"Dinner was sacred in our house," she recalled.

Dickins exited Manhattan Transfer after five years, switching focus to what would be her hugely successful next career as a studio singer in NYC.

Besides singing backup for the likes of Bette Midler, James Taylor and the Talking Heads, Dickins added her lilting tones to advertising jingles. You've heard her asking the musical question, "Have you driven a Ford lately?" and suggesting that there's more for your life at Sears.

She was making good money while spending more time cooking and entertaining at home. She took courses at the New York Restaurant School and taught herself the methods of famous French chef Auguste Escoffier. In the late '70s she opened a Manhattan eatery called Possible 20, a hangout for theater types and studio musicians, which she still was.

Dickins' friend and publicist Sharla Feldscher convinced her to connect the dots between her two great passions.

The result? Sizzle & Swing: Jazzin' Up Food (Comteq Publishing), which brings both those loves to the table. The cookbook, out last year, pairs food memories - told in a breezy, chat-over-the-fence tone - with easy-to-follow recipes.

Sizzle & Swing also comes with a soundtrack, a CD called "Java Jive" that pairs Dickins' lush vocals with songs that speak to her life and times. Along with her book, Dickins has launched a line of herbal seasonings under the same brand name, Sizzle & Swing.

The singer chose the tracks for different reasons. For instance, she pairs "Je Cherche Un Homme," a lovely French ballad that reminds her of her time in Paris, with the steak frites recipe.

She returned to her roots with a remake of "Java Jive," the original Ink Spots hit that she recorded on the Manhattan Transfer album "Jukin'."

"That song just reminds me of the early days in my career, when we'd be sitting around the kitchen table drinking coffee and singing for hours on end, developing the vocal harmonies that became Manhattan Transfer," she said. "On Sundays, singers Pat Rosalia and Gene Pistilli would often make zeppole, an absolutely sinful Italian pastry made by frying dough laced with ricotta cheese. It tastes a little bit like a beignet. We washed it down with strong - almost syrupy - black coffee."

Recording the CD resulted in a vocal reunion of the original three male members of the Manhattan Transfer - Dickins' longtime friends Tim Hauser, Marty Nelson and Pistilli - all of whom sang backup vocals on the track. Rosalia passed away in 2011. Hauser was still recording and performing with the Manhattan Transfer when he died last October.

Other tunes in this matched set include "I Just Found Out About Love," "Nice Girls Don't Stay for Breakfast" and "Walkin' With Your Barefeet On."
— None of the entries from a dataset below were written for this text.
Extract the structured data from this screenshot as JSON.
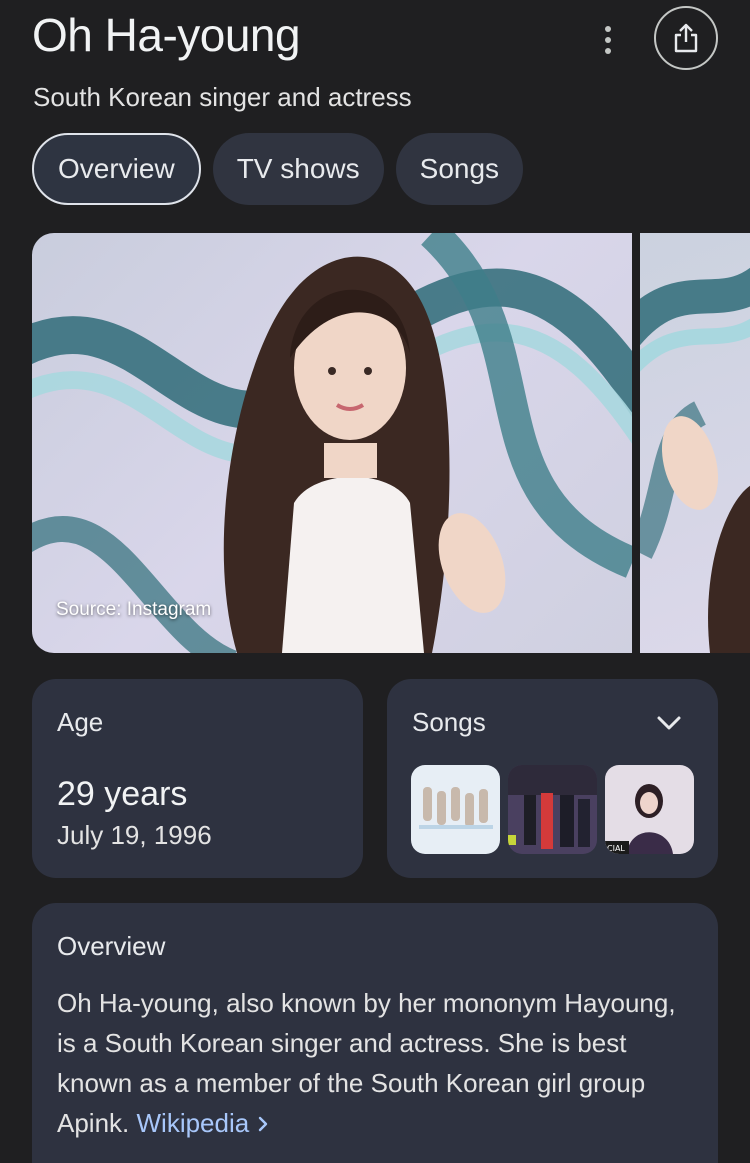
{
  "header": {
    "title": "Oh Ha-young",
    "subtitle": "South Korean singer and actress"
  },
  "tabs": [
    {
      "label": "Overview",
      "active": true
    },
    {
      "label": "TV shows",
      "active": false
    },
    {
      "label": "Songs",
      "active": false
    }
  ],
  "images": {
    "source_label": "Source: Instagram"
  },
  "age_card": {
    "label": "Age",
    "value": "29 years",
    "date": "July 19, 1996"
  },
  "songs_card": {
    "label": "Songs",
    "thumbnail_overlay_text": "CIAL"
  },
  "overview_card": {
    "label": "Overview",
    "text": "Oh Ha-young, also known by her mononym Hayoung, is a South Korean singer and actress. She is best known as a member of the South Korean girl group Apink.",
    "link_label": "Wikipedia",
    "link_icon": "chevron-right-icon"
  },
  "colors": {
    "background": "#1f1f21",
    "card": "#2e3240",
    "link": "#a8c7fa"
  }
}
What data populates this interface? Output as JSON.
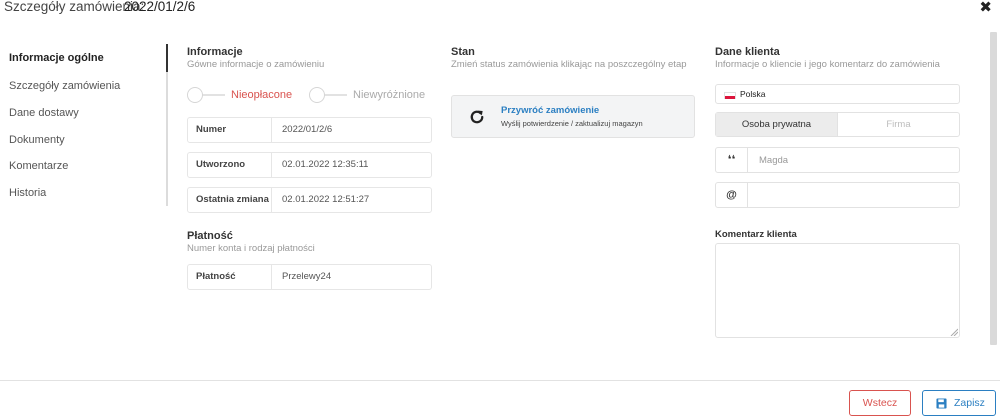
{
  "header": {
    "title_label": "Szczegóły zamówienia:",
    "title_value": "2022/01/2/6",
    "close_icon": "close-icon"
  },
  "nav": {
    "items": [
      {
        "label": "Informacje ogólne",
        "active": true
      },
      {
        "label": "Szczegóły zamówienia",
        "active": false
      },
      {
        "label": "Dane dostawy",
        "active": false
      },
      {
        "label": "Dokumenty",
        "active": false
      },
      {
        "label": "Komentarze",
        "active": false
      },
      {
        "label": "Historia",
        "active": false
      }
    ]
  },
  "info": {
    "title": "Informacje",
    "subtitle": "Gówne informacje o zamówieniu",
    "toggle_paid": {
      "label": "Nieopłacone",
      "on": false,
      "color": "#d9534f"
    },
    "toggle_featured": {
      "label": "Niewyróżnione",
      "on": false,
      "color": "#aaaaaa"
    },
    "rows": [
      {
        "key": "Numer",
        "value": "2022/01/2/6"
      },
      {
        "key": "Utworzono",
        "value": "02.01.2022 12:35:11"
      },
      {
        "key": "Ostatnia zmiana",
        "value": "02.01.2022 12:51:27"
      }
    ]
  },
  "payment": {
    "title": "Płatność",
    "subtitle": "Numer konta i rodzaj płatności",
    "key": "Płatność",
    "value": "Przelewy24"
  },
  "status": {
    "title": "Stan",
    "subtitle": "Zmień status zamówienia klikając na poszczególny etap",
    "restore_title": "Przywróć zamówienie",
    "restore_desc": "Wyślij potwierdzenie / zaktualizuj magazyn",
    "icon": "refresh-icon"
  },
  "client": {
    "title": "Dane klienta",
    "subtitle": "Informacje o kliencie i jego komentarz do zamówienia",
    "country": "Polska",
    "country_icon": "poland-flag-icon",
    "tab_private": "Osoba prywatna",
    "tab_company": "Firma",
    "name_placeholder": "Magda",
    "name_addon": "❛❛",
    "email_addon": "@",
    "email_value": "",
    "comment_label": "Komentarz klienta",
    "comment_value": ""
  },
  "footer": {
    "back_label": "Wstecz",
    "save_label": "Zapisz",
    "save_icon": "floppy-disk-icon"
  },
  "colors": {
    "accent_blue": "#2b7fc2",
    "danger_red": "#d9534f"
  }
}
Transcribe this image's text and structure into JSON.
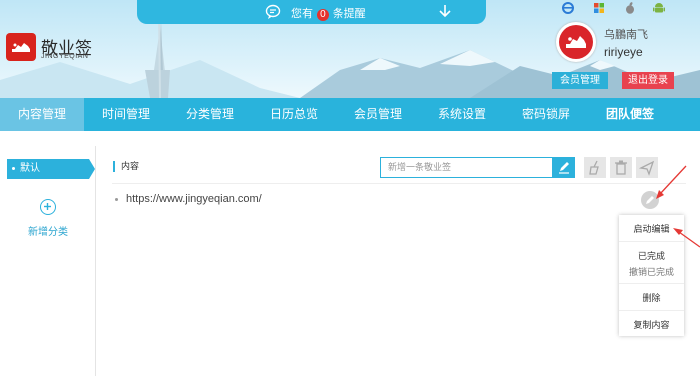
{
  "notification": {
    "prefix": "您有",
    "count": "0",
    "suffix": "条提醒"
  },
  "brand": {
    "name": "敬业签",
    "sub": "JINGYEQIAN"
  },
  "app_icons": [
    "ie-icon",
    "windows-icon",
    "apple-icon",
    "android-icon"
  ],
  "user": {
    "nickname": "乌鵬南飞",
    "account": "ririyeye",
    "member_btn": "会员管理",
    "logout_btn": "退出登录"
  },
  "nav": {
    "items": [
      "内容管理",
      "时间管理",
      "分类管理",
      "日历总览",
      "会员管理",
      "系统设置",
      "密码锁屏",
      "团队便签"
    ],
    "active": "内容管理"
  },
  "sidebar": {
    "default_category": "默认",
    "add_category": "新增分类"
  },
  "main": {
    "section_title": "内容",
    "new_placeholder": "新增一条敬业签"
  },
  "notes": [
    {
      "text": "https://www.jingyeqian.com/"
    }
  ],
  "context_menu": {
    "items": [
      "启动编辑",
      "已完成",
      "撤销已完成",
      "删除",
      "复制内容"
    ]
  },
  "colors": {
    "accent": "#29b3dc",
    "danger": "#e8424f",
    "brand_red": "#d8231c"
  }
}
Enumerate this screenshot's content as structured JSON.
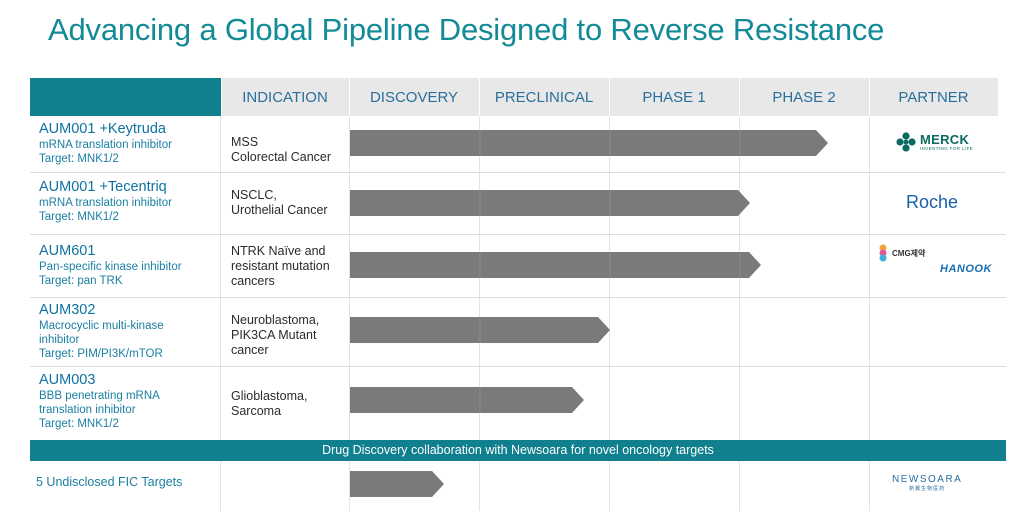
{
  "title": "Advancing a Global Pipeline Designed to Reverse Resistance",
  "columns": [
    "",
    "INDICATION",
    "DISCOVERY",
    "PRECLINICAL",
    "PHASE 1",
    "PHASE 2",
    "PARTNER"
  ],
  "programs": [
    {
      "name": "AUM001 +Keytruda",
      "desc_lines": [
        "mRNA translation inhibitor"
      ],
      "target": "Target: MNK1/2",
      "indication_lines": [
        "MSS",
        "Colorectal Cancer"
      ],
      "stage_progress": 0.92,
      "partner": {
        "logo": "merck-logo",
        "text": "MERCK",
        "sub": "INVENTING FOR LIFE"
      }
    },
    {
      "name": "AUM001 +Tecentriq",
      "desc_lines": [
        "mRNA translation inhibitor"
      ],
      "target": "Target: MNK1/2",
      "indication_lines": [
        "NSCLC,",
        "Urothelial Cancer"
      ],
      "stage_progress": 0.77,
      "partner": {
        "logo": "roche-logo",
        "text": "Roche"
      }
    },
    {
      "name": "AUM601",
      "desc_lines": [
        "Pan-specific kinase inhibitor"
      ],
      "target": "Target: pan TRK",
      "indication_lines": [
        "NTRK Naïve and",
        "resistant mutation",
        "cancers"
      ],
      "stage_progress": 0.79,
      "partner": {
        "logo": "cmg-hanook-logos",
        "text": "CMG제약",
        "text2": "HANOOK"
      }
    },
    {
      "name": "AUM302",
      "desc_lines": [
        "Macrocyclic multi-kinase",
        "inhibitor"
      ],
      "target": "Target: PIM/PI3K/mTOR",
      "indication_lines": [
        "Neuroblastoma,",
        "PIK3CA Mutant",
        "cancer"
      ],
      "stage_progress": 0.5,
      "partner": null
    },
    {
      "name": "AUM003",
      "desc_lines": [
        "BBB penetrating mRNA",
        "translation inhibitor"
      ],
      "target": "Target: MNK1/2",
      "indication_lines": [
        "Glioblastoma,",
        "Sarcoma"
      ],
      "stage_progress": 0.45,
      "partner": null
    }
  ],
  "collaboration": "Drug Discovery collaboration with Newsoara for novel oncology targets",
  "undisclosed": {
    "label": "5 Undisclosed FIC Targets",
    "stage_progress": 0.18,
    "partner": {
      "logo": "newsoara-logo",
      "text": "NEWSOARA",
      "sub": "新翼生物医药"
    }
  },
  "colors": {
    "teal": "#107f8e",
    "title": "#138a97",
    "bar": "#7a7a7a",
    "header_text": "#2a6f9a"
  }
}
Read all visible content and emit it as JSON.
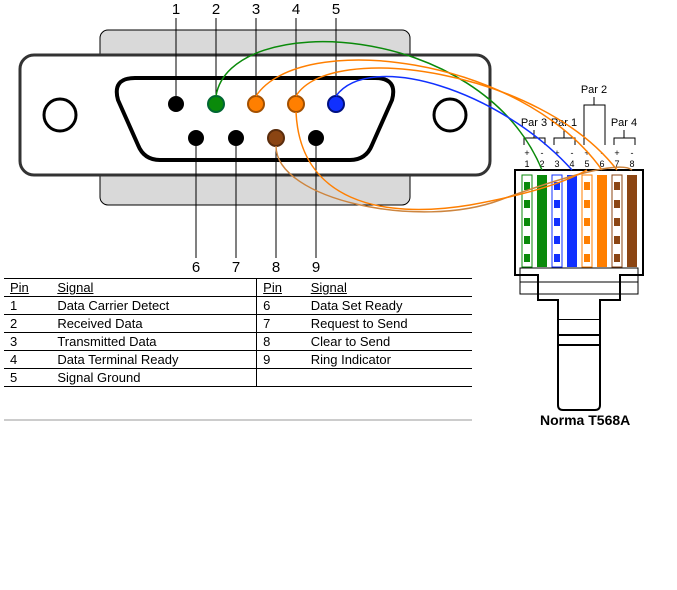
{
  "db9": {
    "pin_labels_top": [
      "1",
      "2",
      "3",
      "4",
      "5"
    ],
    "pin_labels_bot": [
      "6",
      "7",
      "8",
      "9"
    ]
  },
  "table": {
    "headers": [
      "Pin",
      "Signal",
      "Pin",
      "Signal"
    ],
    "rows": [
      [
        "1",
        "Data Carrier Detect",
        "6",
        "Data Set Ready"
      ],
      [
        "2",
        "Received Data",
        "7",
        "Request to Send"
      ],
      [
        "3",
        "Transmitted Data",
        "8",
        "Clear to Send"
      ],
      [
        "4",
        "Data  Terminal Ready",
        "9",
        "Ring Indicator"
      ],
      [
        "5",
        "Signal Ground",
        "",
        ""
      ]
    ]
  },
  "rj45": {
    "caption": "Norma T568A",
    "pairs": [
      "Par 3",
      "Par 1",
      "Par 2",
      "Par 4"
    ],
    "pair_pos_text": {
      "plus": "+",
      "minus": "-"
    },
    "pin_nums": [
      "1",
      "2",
      "3",
      "4",
      "5",
      "6",
      "7",
      "8"
    ]
  },
  "chart_data": {
    "type": "table",
    "title": "DB9 (RS-232) to RJ45 T568A wiring diagram",
    "db9_pinout": [
      {
        "pin": 1,
        "signal": "Data Carrier Detect",
        "color": "black"
      },
      {
        "pin": 2,
        "signal": "Received Data",
        "color": "green"
      },
      {
        "pin": 3,
        "signal": "Transmitted Data",
        "color": "orange"
      },
      {
        "pin": 4,
        "signal": "Data Terminal Ready",
        "color": "orange"
      },
      {
        "pin": 5,
        "signal": "Signal Ground",
        "color": "blue"
      },
      {
        "pin": 6,
        "signal": "Data Set Ready",
        "color": "black"
      },
      {
        "pin": 7,
        "signal": "Request to Send",
        "color": "black"
      },
      {
        "pin": 8,
        "signal": "Clear to Send",
        "color": "brown"
      },
      {
        "pin": 9,
        "signal": "Ring Indicator",
        "color": "black"
      }
    ],
    "rj45_t568a": [
      {
        "pin": 1,
        "pair": 3,
        "polarity": "+",
        "color": "white-green"
      },
      {
        "pin": 2,
        "pair": 3,
        "polarity": "-",
        "color": "green"
      },
      {
        "pin": 3,
        "pair": 1,
        "polarity": "+",
        "color": "white-blue"
      },
      {
        "pin": 4,
        "pair": 1,
        "polarity": "-",
        "color": "blue"
      },
      {
        "pin": 5,
        "pair": 2,
        "polarity": "+",
        "color": "white-orange"
      },
      {
        "pin": 6,
        "pair": 2,
        "polarity": "-",
        "color": "orange"
      },
      {
        "pin": 7,
        "pair": 4,
        "polarity": "+",
        "color": "white-brown"
      },
      {
        "pin": 8,
        "pair": 4,
        "polarity": "-",
        "color": "brown"
      }
    ],
    "wires_db9_to_rj45": [
      {
        "db9": 2,
        "rj45": 2,
        "color": "green"
      },
      {
        "db9": 3,
        "rj45": 6,
        "color": "orange"
      },
      {
        "db9": 4,
        "rj45": 7,
        "color": "orange"
      },
      {
        "db9": 5,
        "rj45": 4,
        "color": "blue"
      },
      {
        "db9": 8,
        "rj45": 8,
        "color": "brown"
      }
    ]
  }
}
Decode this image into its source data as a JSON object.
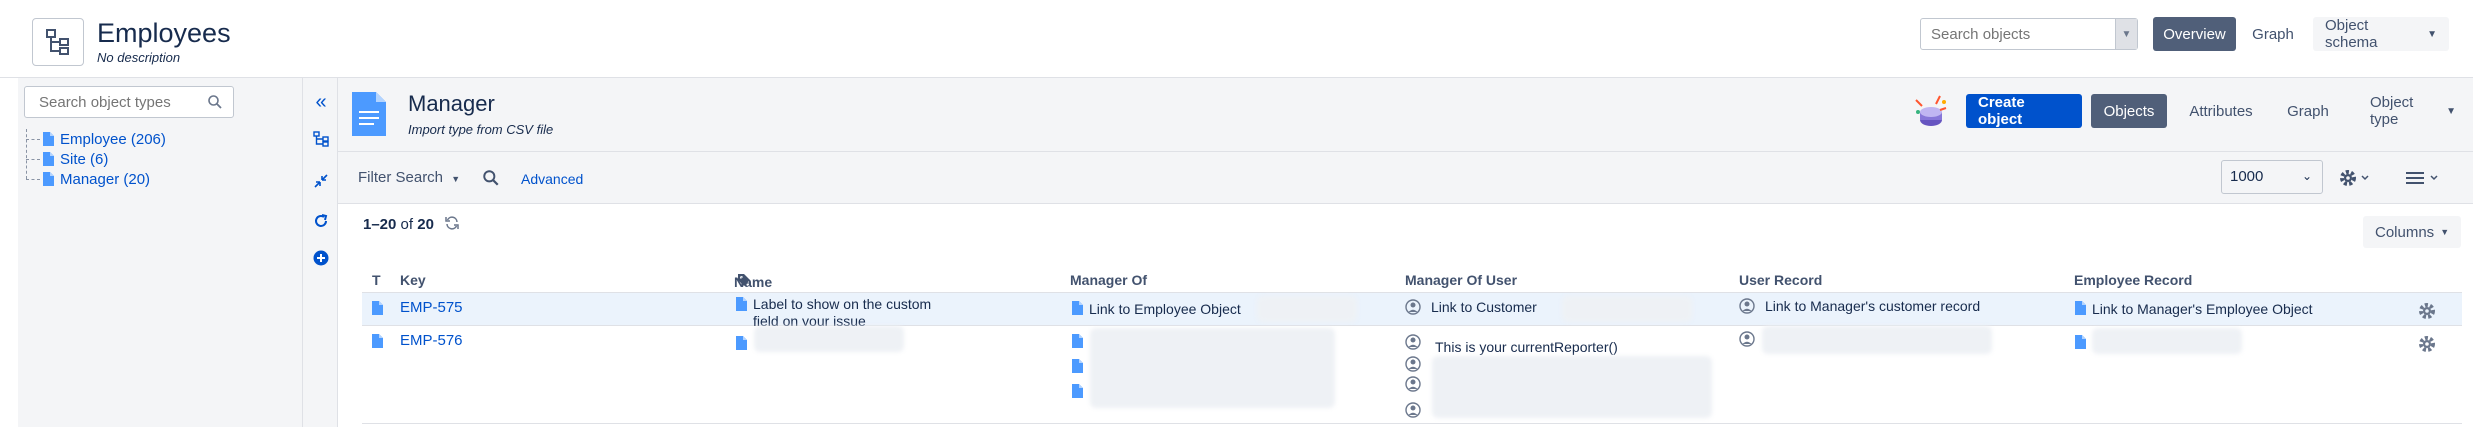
{
  "header": {
    "title": "Employees",
    "subtitle": "No description",
    "search_placeholder": "Search objects",
    "overview_label": "Overview",
    "graph_label": "Graph",
    "object_schema_label": "Object schema"
  },
  "sidebar": {
    "search_placeholder": "Search object types",
    "items": [
      {
        "label": "Employee (206)"
      },
      {
        "label": "Site (6)"
      },
      {
        "label": "Manager (20)"
      }
    ]
  },
  "object_type": {
    "title": "Manager",
    "subtitle": "Import type from CSV file",
    "create_label": "Create object",
    "tabs": [
      {
        "label": "Objects"
      },
      {
        "label": "Attributes"
      },
      {
        "label": "Graph"
      },
      {
        "label": "Object type"
      }
    ]
  },
  "filter": {
    "filter_search_label": "Filter Search",
    "advanced_label": "Advanced",
    "page_size": "1000"
  },
  "results": {
    "range": "1–20",
    "of": "of",
    "total": "20",
    "columns_label": "Columns"
  },
  "table": {
    "headers": {
      "t": "T",
      "key": "Key",
      "name": "Name",
      "manager_of": "Manager Of",
      "manager_of_user": "Manager Of User",
      "user_record": "User Record",
      "employee_record": "Employee Record"
    },
    "rows": [
      {
        "key": "EMP-575",
        "name_line1": "Label to show on the custom",
        "name_line2": "field on your issue",
        "manager_of": "Link to Employee Object",
        "manager_of_user": "Link to Customer",
        "user_record": "Link to Manager's customer record",
        "employee_record": "Link to Manager's Employee Object"
      },
      {
        "key": "EMP-576",
        "manager_of_user": "This is your currentReporter()"
      }
    ]
  },
  "colors": {
    "accent": "#0052cc",
    "dark_button": "#505f79",
    "panel_bg": "#f4f5f7",
    "row_highlight": "#ebf3fc"
  }
}
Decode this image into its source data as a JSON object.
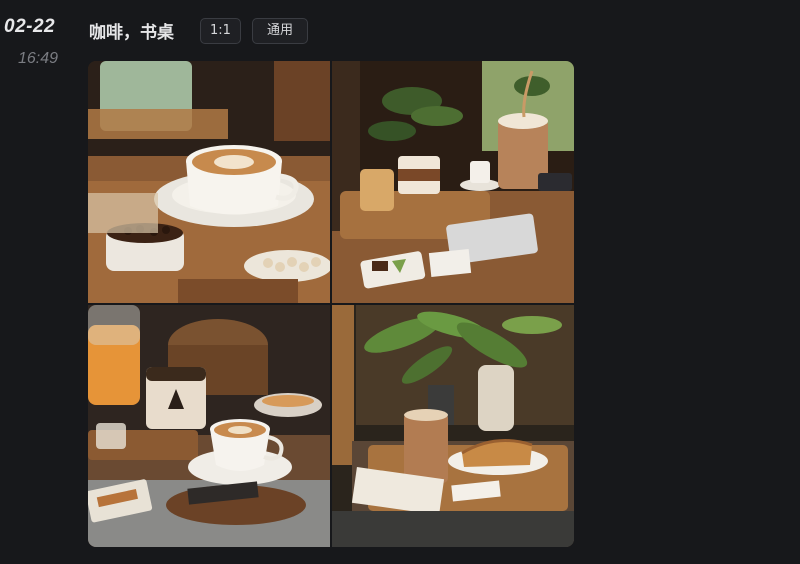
{
  "header": {
    "date": "02-22",
    "time": "16:49",
    "prompt": "咖啡，书桌",
    "tags": {
      "ratio": "1:1",
      "mode": "通用"
    }
  },
  "images": [
    {
      "subject": "latte-art-cup-with-coffee-beans"
    },
    {
      "subject": "coffee-on-wooden-desk-with-keyboard-and-plant"
    },
    {
      "subject": "latte-with-orange-juice-and-jar"
    },
    {
      "subject": "iced-coffee-with-toast-on-tray"
    }
  ]
}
Cooking with Dickins' accompaniment adds a cabaret note to the kitchen vibe, and the recipes are approachable and laced with sage advice, like: "Do yourself a favor and find Julia Child talking about omelettes on YouTube. She's brilliant, and since I've learned her method I never cook omelettes any other way."

Dickins came up with the idea for her spice line as a way to add depth of flavor without a lot of extra prep time. "If you're in a hurry, you might not take the time to zest a tangerine or chop fresh herbs," she said. "We do it for you."

Available at specialty gourmet stores and on her website (sizzleandswing.net), the spice combos run $10 each and come in four flavors: chili lime and cilantro seasoning salt; Tuscan; tangerine dill; and lemon basil. Five more flavors are in the works.

"It's all very exciting to be starting another chapter," said the singer, who will tour in Europe in the spring. "Music and food naturally go together, and I'm thrilled to be taking that journey a little further with Sizzle & Swing."

 


Taste some nibbles from Sizzle & Swing during the Jazz Cocktail Hour that opens the monthly Thursday evening concert series sponsored by Uptown! Entertainment Alliance, in West Chester, at the Ballroom at Westside, 430 Hannum Ave. The series kicked off Feb. 19 with a show by Dickins, and continues March 19 with the Jason Long Quartet and a roster of live music monthly into July. Cocktails and appetizers, 6-6:30 p.m., followed by the hour-long show. $15 (apps, $5). uptownwestchester.org.


Beth D'Addono has been writing about the Philadelphia and

national restaurant scene for more than 17 years.